After setting sail from their funk-jazz roots for a few years, Soulive has re-invented their raw, danceable sound on Up Here. It’s appropriate that 2009 marks their first decade as a band, because it’s taken them a good portion of the last ten years to finally settle down and play some funk a la 1999. At its best, Soulive is the core trio of Alan and Neal Evans on drums and keys, respectively, and Eric Krasno on guitar. Of course, horns are always welcome, and they’re provided here by none other than Sam Kininger and Ryan Zoidis, who are longtime cohorts of the band.

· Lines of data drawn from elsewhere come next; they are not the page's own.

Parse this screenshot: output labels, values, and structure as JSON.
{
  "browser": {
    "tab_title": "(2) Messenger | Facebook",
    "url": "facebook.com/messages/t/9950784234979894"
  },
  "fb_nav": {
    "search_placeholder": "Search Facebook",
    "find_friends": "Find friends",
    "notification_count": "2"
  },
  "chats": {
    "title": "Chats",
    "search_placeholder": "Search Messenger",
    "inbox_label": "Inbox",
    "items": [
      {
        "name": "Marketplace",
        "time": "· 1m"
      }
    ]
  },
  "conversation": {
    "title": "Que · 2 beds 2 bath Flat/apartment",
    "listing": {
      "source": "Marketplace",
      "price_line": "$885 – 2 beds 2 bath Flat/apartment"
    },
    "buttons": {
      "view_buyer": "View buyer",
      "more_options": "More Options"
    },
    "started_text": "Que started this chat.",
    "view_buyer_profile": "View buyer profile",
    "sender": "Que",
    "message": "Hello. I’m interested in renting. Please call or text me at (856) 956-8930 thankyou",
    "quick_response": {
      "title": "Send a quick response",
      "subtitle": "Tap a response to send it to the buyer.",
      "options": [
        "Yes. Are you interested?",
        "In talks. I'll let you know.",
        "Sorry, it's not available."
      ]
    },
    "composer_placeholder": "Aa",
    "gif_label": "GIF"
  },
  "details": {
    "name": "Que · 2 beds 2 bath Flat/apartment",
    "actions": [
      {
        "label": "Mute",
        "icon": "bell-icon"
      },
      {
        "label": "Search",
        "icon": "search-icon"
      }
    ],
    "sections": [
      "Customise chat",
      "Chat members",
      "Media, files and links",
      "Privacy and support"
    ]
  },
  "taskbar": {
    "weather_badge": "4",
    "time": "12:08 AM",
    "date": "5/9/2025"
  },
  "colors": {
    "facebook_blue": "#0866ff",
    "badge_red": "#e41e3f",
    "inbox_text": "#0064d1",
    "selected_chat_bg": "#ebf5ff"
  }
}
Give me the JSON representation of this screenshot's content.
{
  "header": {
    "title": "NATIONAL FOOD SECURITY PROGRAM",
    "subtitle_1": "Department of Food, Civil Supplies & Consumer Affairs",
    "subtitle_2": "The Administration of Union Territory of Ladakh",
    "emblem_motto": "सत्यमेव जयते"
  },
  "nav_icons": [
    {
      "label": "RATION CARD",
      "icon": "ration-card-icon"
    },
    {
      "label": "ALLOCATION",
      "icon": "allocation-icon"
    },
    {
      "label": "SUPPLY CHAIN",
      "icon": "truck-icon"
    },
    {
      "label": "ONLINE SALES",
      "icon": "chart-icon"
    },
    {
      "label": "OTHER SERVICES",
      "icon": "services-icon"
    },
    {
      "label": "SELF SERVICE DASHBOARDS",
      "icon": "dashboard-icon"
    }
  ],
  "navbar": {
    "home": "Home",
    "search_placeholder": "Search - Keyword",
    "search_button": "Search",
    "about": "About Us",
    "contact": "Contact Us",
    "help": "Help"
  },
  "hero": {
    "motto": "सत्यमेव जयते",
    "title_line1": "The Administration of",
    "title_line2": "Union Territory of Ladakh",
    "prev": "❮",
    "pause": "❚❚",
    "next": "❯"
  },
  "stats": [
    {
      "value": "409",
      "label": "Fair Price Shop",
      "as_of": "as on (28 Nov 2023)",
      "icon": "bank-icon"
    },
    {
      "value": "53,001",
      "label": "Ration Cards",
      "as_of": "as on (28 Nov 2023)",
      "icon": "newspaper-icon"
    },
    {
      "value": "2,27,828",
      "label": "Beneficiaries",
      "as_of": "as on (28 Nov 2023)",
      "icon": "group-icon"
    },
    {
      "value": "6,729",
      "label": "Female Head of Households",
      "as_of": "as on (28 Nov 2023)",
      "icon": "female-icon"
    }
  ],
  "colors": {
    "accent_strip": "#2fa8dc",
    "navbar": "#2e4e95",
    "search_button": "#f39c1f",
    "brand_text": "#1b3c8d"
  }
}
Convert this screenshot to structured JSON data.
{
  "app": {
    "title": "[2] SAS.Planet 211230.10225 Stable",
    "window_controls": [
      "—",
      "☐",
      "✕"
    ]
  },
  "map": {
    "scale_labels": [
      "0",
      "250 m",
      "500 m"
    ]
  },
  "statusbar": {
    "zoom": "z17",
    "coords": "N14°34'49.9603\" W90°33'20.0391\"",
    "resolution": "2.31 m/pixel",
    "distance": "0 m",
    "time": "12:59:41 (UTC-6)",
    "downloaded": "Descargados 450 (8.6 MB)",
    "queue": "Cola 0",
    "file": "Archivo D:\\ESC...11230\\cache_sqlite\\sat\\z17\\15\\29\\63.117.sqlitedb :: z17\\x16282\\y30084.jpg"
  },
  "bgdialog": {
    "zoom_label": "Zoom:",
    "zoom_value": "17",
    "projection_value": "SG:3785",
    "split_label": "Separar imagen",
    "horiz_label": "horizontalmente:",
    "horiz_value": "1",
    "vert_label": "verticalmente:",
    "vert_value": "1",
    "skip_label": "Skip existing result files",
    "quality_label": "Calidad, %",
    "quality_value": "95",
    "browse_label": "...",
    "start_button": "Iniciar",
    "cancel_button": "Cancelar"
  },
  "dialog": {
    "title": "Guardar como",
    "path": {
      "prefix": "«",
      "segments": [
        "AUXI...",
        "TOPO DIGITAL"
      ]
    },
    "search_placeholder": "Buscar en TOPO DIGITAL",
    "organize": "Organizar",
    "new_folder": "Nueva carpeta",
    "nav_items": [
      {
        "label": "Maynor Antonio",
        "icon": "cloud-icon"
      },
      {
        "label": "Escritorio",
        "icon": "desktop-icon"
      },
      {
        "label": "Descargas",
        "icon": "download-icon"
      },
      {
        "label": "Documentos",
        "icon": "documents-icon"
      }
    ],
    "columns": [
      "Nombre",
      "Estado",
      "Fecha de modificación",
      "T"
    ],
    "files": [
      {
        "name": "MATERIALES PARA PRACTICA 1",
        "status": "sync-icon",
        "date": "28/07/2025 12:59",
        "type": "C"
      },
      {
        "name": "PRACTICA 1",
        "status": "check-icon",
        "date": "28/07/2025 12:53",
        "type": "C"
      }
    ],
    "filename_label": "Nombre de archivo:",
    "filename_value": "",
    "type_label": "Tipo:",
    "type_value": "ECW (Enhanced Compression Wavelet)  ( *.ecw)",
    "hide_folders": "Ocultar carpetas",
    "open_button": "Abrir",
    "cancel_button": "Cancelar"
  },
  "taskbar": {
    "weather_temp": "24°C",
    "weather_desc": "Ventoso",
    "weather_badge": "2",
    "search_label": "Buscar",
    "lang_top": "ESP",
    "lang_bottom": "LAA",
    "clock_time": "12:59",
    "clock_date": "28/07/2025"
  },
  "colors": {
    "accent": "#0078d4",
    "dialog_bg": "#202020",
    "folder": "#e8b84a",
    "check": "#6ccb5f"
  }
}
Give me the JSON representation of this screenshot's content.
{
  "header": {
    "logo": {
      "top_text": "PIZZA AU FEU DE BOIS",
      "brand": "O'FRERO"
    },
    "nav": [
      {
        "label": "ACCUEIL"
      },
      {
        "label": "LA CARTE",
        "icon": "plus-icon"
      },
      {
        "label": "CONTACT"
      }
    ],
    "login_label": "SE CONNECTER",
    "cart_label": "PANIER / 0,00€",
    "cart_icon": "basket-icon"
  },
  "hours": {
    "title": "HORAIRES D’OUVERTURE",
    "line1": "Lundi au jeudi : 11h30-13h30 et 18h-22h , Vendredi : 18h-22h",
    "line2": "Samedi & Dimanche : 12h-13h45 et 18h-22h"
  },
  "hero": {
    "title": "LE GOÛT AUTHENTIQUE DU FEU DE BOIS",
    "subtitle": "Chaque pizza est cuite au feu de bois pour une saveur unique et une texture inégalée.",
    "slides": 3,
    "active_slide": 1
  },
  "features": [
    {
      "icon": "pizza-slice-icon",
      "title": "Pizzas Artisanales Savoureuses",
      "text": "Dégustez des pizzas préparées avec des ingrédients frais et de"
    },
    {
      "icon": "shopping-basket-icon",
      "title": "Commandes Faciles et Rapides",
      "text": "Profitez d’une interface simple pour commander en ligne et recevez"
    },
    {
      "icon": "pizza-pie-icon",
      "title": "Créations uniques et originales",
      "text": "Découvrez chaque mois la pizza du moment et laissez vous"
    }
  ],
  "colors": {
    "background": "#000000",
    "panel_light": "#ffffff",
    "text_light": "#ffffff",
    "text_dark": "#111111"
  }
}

The element that always seems to trip up the flow of Soulive albums is the vocals, and that trait holds somewhat true on Up Here as well. Everything’s groovy as long as the band is doing their thing on pulsating tracks like “Hat Trick,” which is almost stereotypically funky, and the slow-burning “PJ’s.” Even the not-so-subtle nod to Sugarhill Gang’s “Jump On it” during the album-opening “Up Right” is kosher, as the band celebrates a return to form. But stumbles occur when singer Nigel Hall – the band’s new label mate and tour buddy – shamelessly cribs from James Brown on “Tonight” and “Too Much” and takes Andre 3000 far too seriously on a (still enjoyable) cover of “Prototype.” Still, Up Here is the most satisfying Soulive release in many years thanks to tracks like “The Swamp” and “For Granted.” Soulive hasn’t given up the forward-thinking mindset that they worked so hard to cultivate, but Up Here shows that even the most intrepid among us need to reflect on their raw genius occasionally.
Rating: 7.9 out of 10